• PROBLEM DETAILS:
Identify all lines below that hold "root" and collect them.

┌─ RECORDS FOR THE EXERCISE

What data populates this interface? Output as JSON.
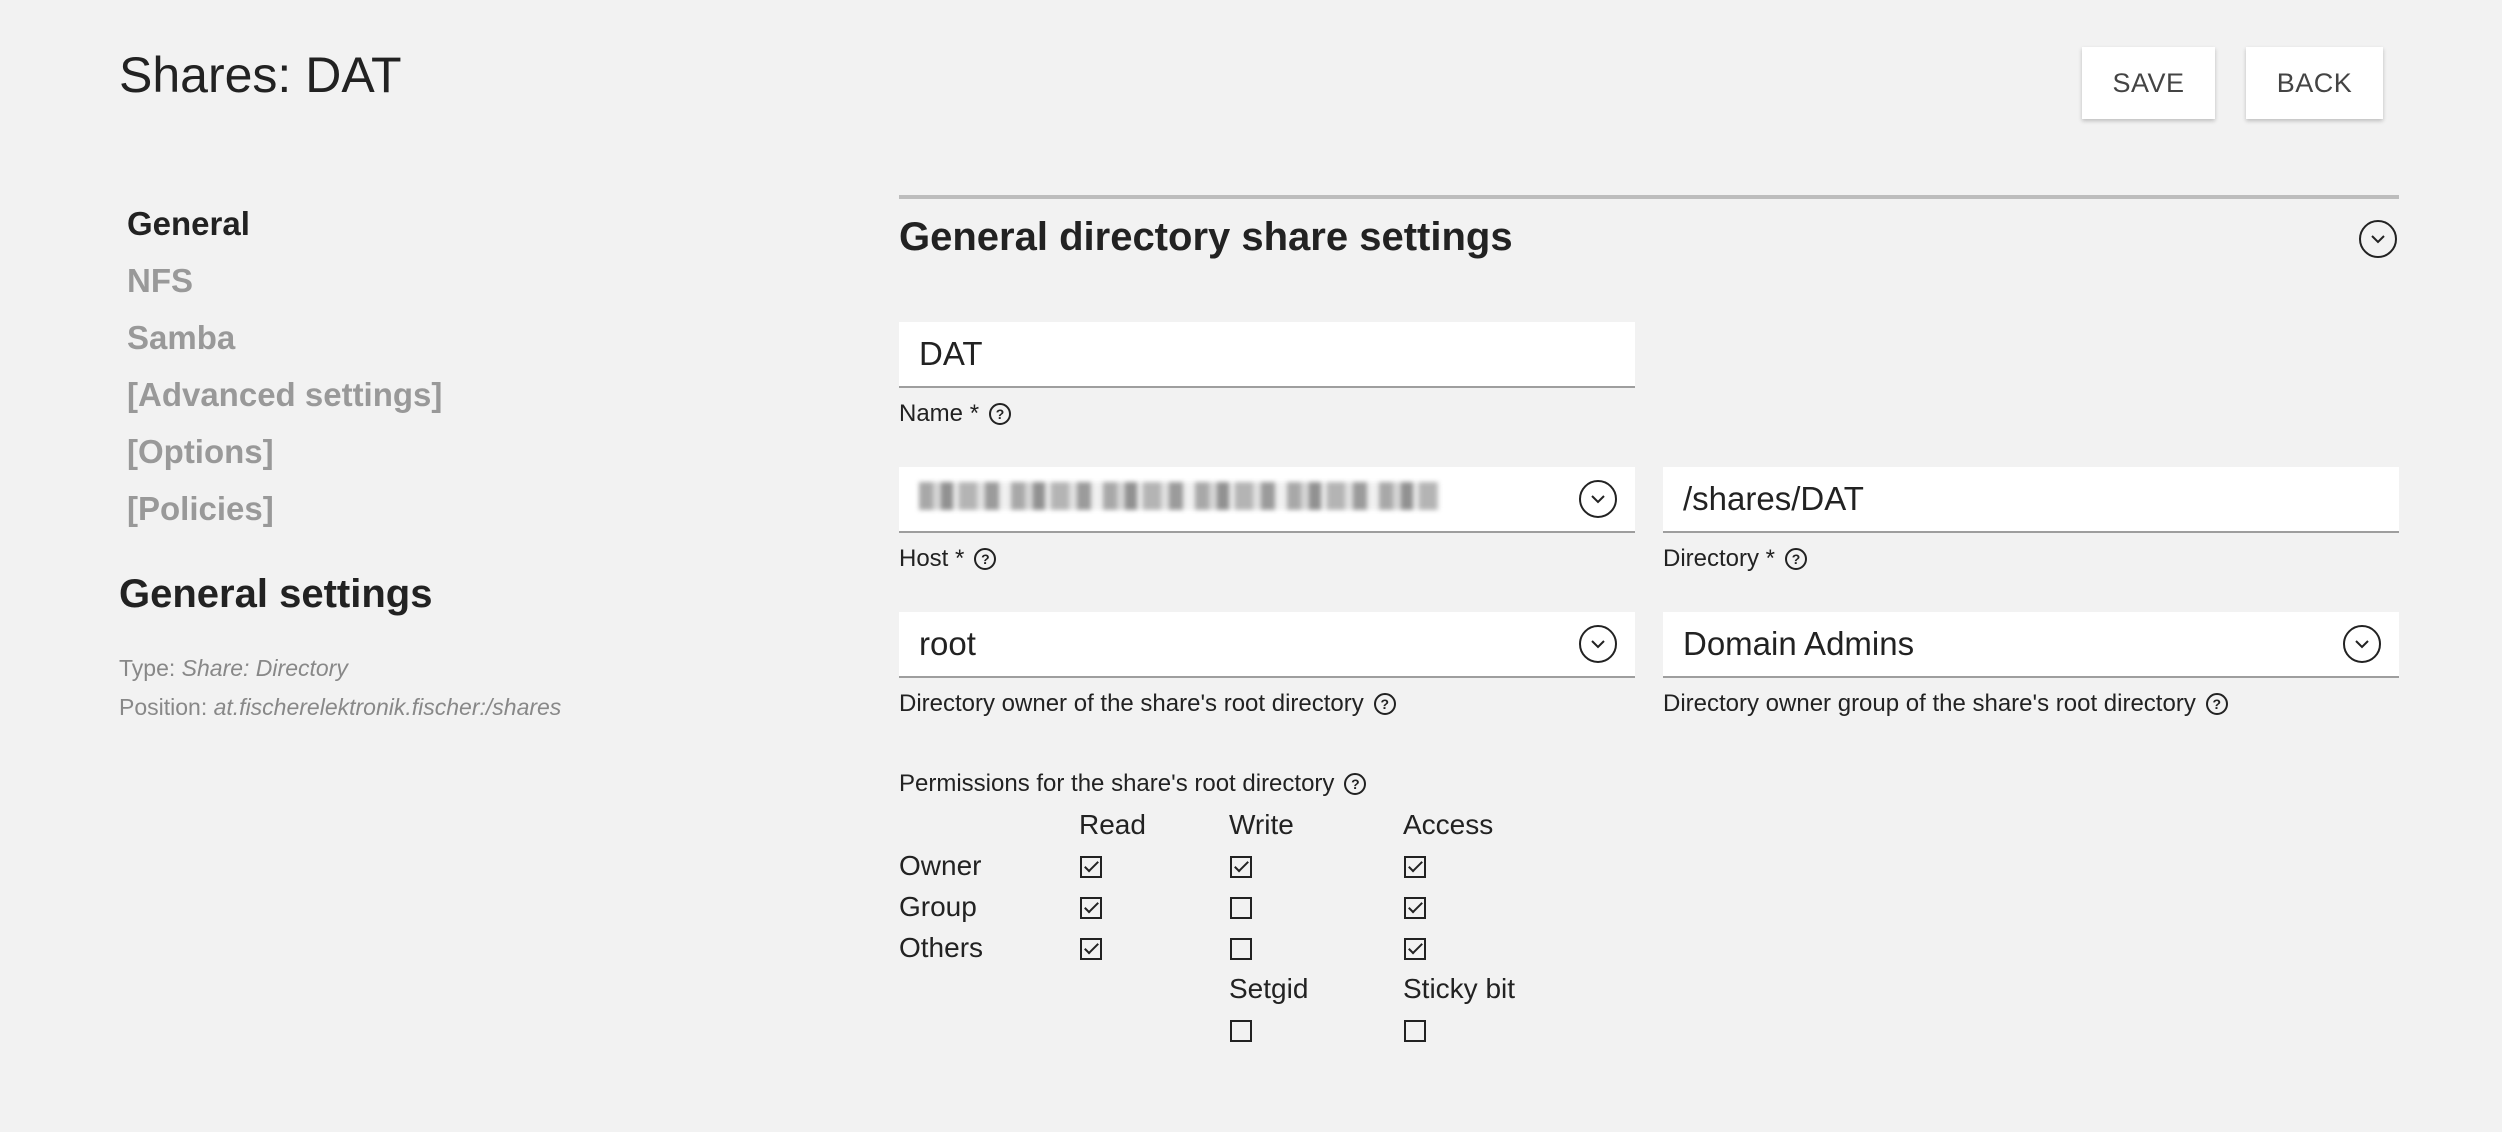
{
  "header": {
    "title": "Shares: DAT",
    "save_label": "SAVE",
    "back_label": "BACK"
  },
  "sidebar": {
    "items": [
      {
        "label": "General",
        "active": true
      },
      {
        "label": "NFS"
      },
      {
        "label": "Samba"
      },
      {
        "label": "[Advanced settings]"
      },
      {
        "label": "[Options]"
      },
      {
        "label": "[Policies]"
      }
    ],
    "general_settings": {
      "title": "General settings",
      "type_label": "Type:",
      "type_value": "Share: Directory",
      "position_label": "Position:",
      "position_value": "at.fischerelektronik.fischer:/shares"
    }
  },
  "section": {
    "title": "General directory share settings",
    "toggle_icon": "chevron-down-circle-icon"
  },
  "form": {
    "name": {
      "value": "DAT",
      "label": "Name *"
    },
    "host": {
      "label": "Host *"
    },
    "directory": {
      "value": "/shares/DAT",
      "label": "Directory *"
    },
    "owner": {
      "value": "root",
      "label": "Directory owner of the share's root directory"
    },
    "group": {
      "value": "Domain Admins",
      "label": "Directory owner group of the share's root directory"
    }
  },
  "permissions": {
    "label": "Permissions for the share's root directory",
    "columns": [
      "Read",
      "Write",
      "Access"
    ],
    "rows": [
      {
        "label": "Owner",
        "read": true,
        "write": true,
        "access": true
      },
      {
        "label": "Group",
        "read": true,
        "write": false,
        "access": true
      },
      {
        "label": "Others",
        "read": true,
        "write": false,
        "access": true
      }
    ],
    "special": [
      {
        "label": "Setgid",
        "checked": false
      },
      {
        "label": "Sticky bit",
        "checked": false
      }
    ]
  },
  "colors": {
    "background": "#f2f2f2",
    "text": "#222222",
    "muted": "#999999",
    "field_bg": "#ffffff"
  }
}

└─

• PROBLEM SOLUTION:
      "value": "root",
      "label": "Directory owner of the share's root directory"
      "label": "Directory owner group of the share's root directory"
    "label": "Permissions for the share's root directory",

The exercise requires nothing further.